> What you have to do
Show all lines containing "text" from the data below.

══ Dataset content ══

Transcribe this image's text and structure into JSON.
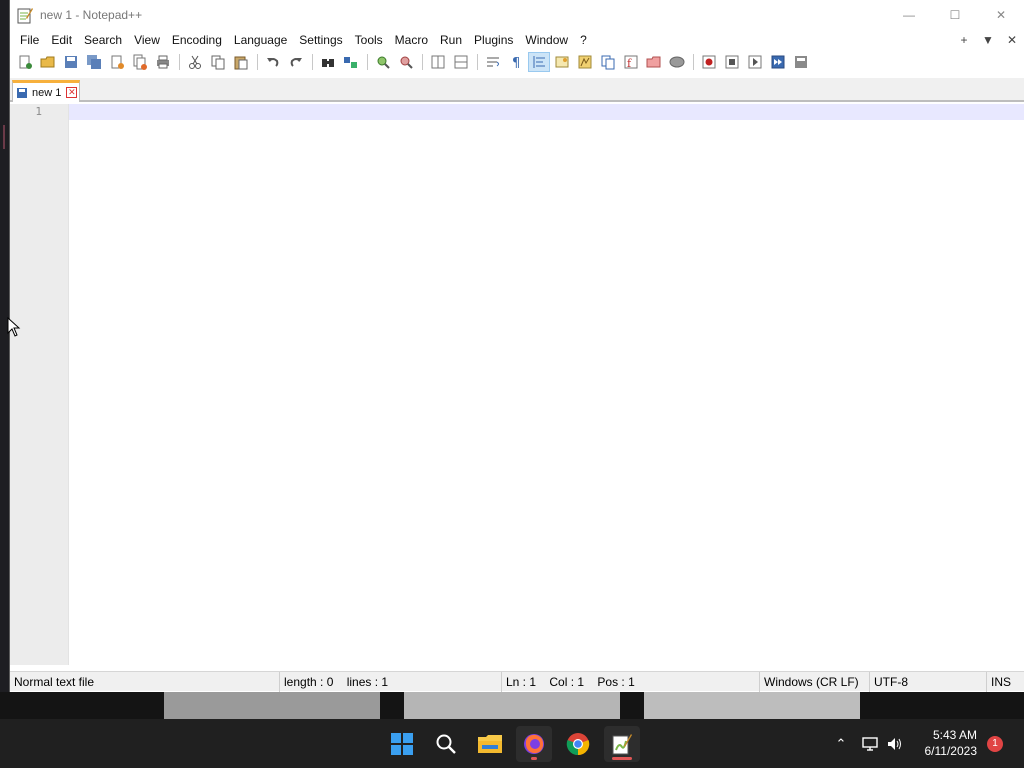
{
  "window": {
    "title": "new 1 - Notepad++",
    "controls": {
      "minimize": "—",
      "maximize": "☐",
      "close": "✕"
    }
  },
  "menu": {
    "items": [
      "File",
      "Edit",
      "Search",
      "View",
      "Encoding",
      "Language",
      "Settings",
      "Tools",
      "Macro",
      "Run",
      "Plugins",
      "Window",
      "?"
    ],
    "right": {
      "add": "+",
      "dropdown": "▼",
      "close": "✕"
    }
  },
  "tabs": [
    {
      "label": "new 1"
    }
  ],
  "editor": {
    "line_numbers": [
      "1"
    ]
  },
  "status": {
    "file_type": "Normal text file",
    "length": "length : 0",
    "lines": "lines : 1",
    "ln": "Ln : 1",
    "col": "Col : 1",
    "pos": "Pos : 1",
    "eol": "Windows (CR LF)",
    "encoding": "UTF-8",
    "mode": "INS"
  },
  "taskbar": {
    "time": "5:43 AM",
    "date": "6/11/2023",
    "notifications": "1"
  },
  "colors": {
    "tab_accent": "#f7b03c",
    "current_line": "#e8e8ff",
    "taskbar": "#202020",
    "notification": "#e04444"
  }
}
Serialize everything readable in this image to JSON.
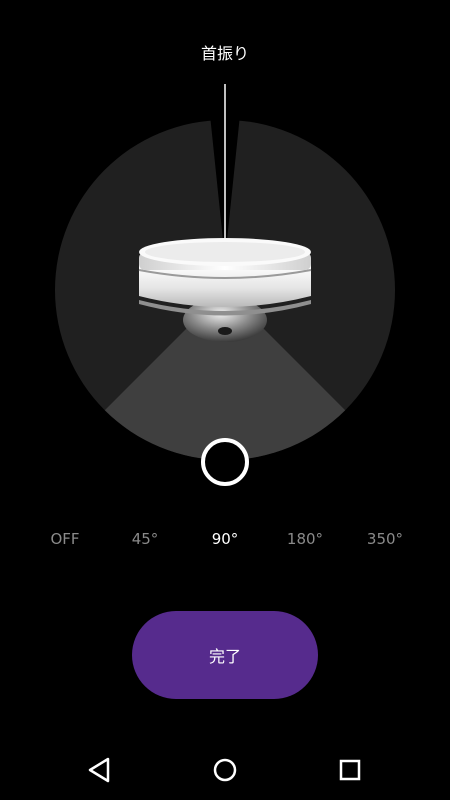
{
  "header": {
    "title": "首振り"
  },
  "oscillation": {
    "options": [
      "OFF",
      "45°",
      "90°",
      "180°",
      "350°"
    ],
    "selected_index": 2
  },
  "actions": {
    "done_label": "完了"
  },
  "colors": {
    "background": "#000000",
    "dial_dark": "#202020",
    "sweep_light": "#3f3f3f",
    "accent_purple": "#562b8d",
    "option_inactive": "#8a8a8a",
    "option_active": "#ffffff"
  },
  "navigation": {
    "icons": [
      "back-icon",
      "home-icon",
      "recents-icon"
    ]
  }
}
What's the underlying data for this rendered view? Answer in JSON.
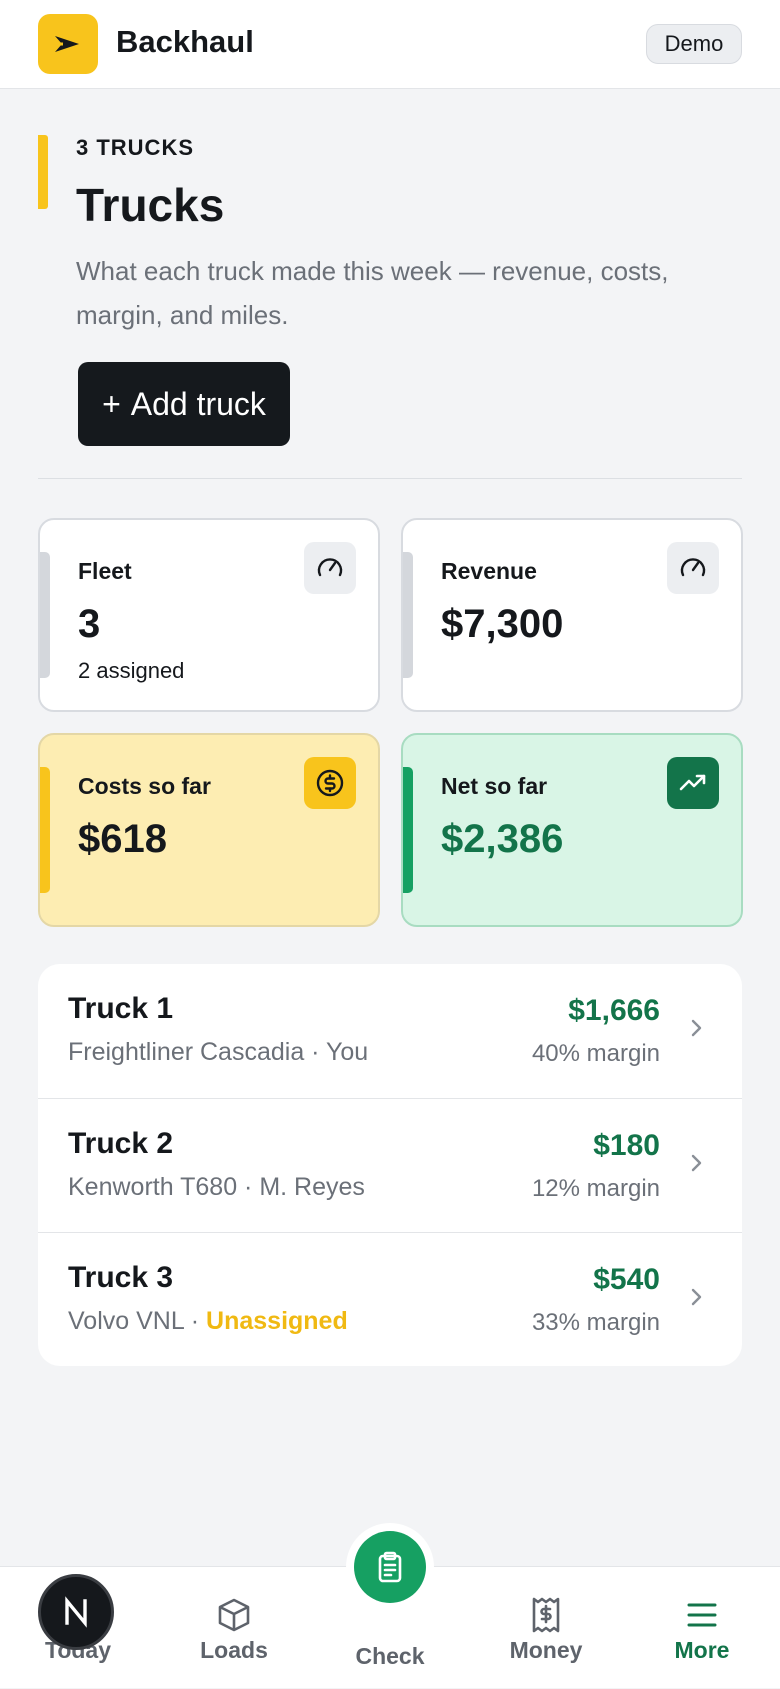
{
  "app": {
    "title": "Backhaul",
    "mode_badge": "Demo"
  },
  "header": {
    "eyebrow": "3 TRUCKS",
    "title": "Trucks",
    "description": "What each truck made this week — revenue, costs, margin, and miles.",
    "add_button_icon": "+",
    "add_button_label": "Add truck"
  },
  "stats": {
    "fleet": {
      "label": "Fleet",
      "value": "3",
      "sub": "2 assigned",
      "icon": "gauge-icon"
    },
    "revenue": {
      "label": "Revenue",
      "value": "$7,300",
      "icon": "gauge-icon"
    },
    "costs": {
      "label": "Costs so far",
      "value": "$618",
      "icon": "dollar-circle-icon"
    },
    "net": {
      "label": "Net so far",
      "value": "$2,386",
      "icon": "trending-up-icon"
    }
  },
  "trucks": [
    {
      "name": "Truck 1",
      "model": "Freightliner Cascadia",
      "separator": " · ",
      "driver": "You",
      "net": "$1,666",
      "margin": "40% margin"
    },
    {
      "name": "Truck 2",
      "model": "Kenworth T680",
      "separator": " · ",
      "driver": "M. Reyes",
      "net": "$180",
      "margin": "12% margin"
    },
    {
      "name": "Truck 3",
      "model": "Volvo VNL",
      "separator": " · ",
      "driver": "Unassigned",
      "net": "$540",
      "margin": "33% margin"
    }
  ],
  "nav": {
    "today": "Today",
    "loads": "Loads",
    "check": "Check",
    "money": "Money",
    "more": "More",
    "active": "more"
  },
  "dev_badge": "N",
  "colors": {
    "brand_yellow": "#f8c41c",
    "positive_green": "#13744a",
    "warning": "#f0b912",
    "dark_button": "#15191d"
  }
}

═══

> Response to the exercise
Transcribe this image's text and structure into JSON.
    "file_type": "Normal text file",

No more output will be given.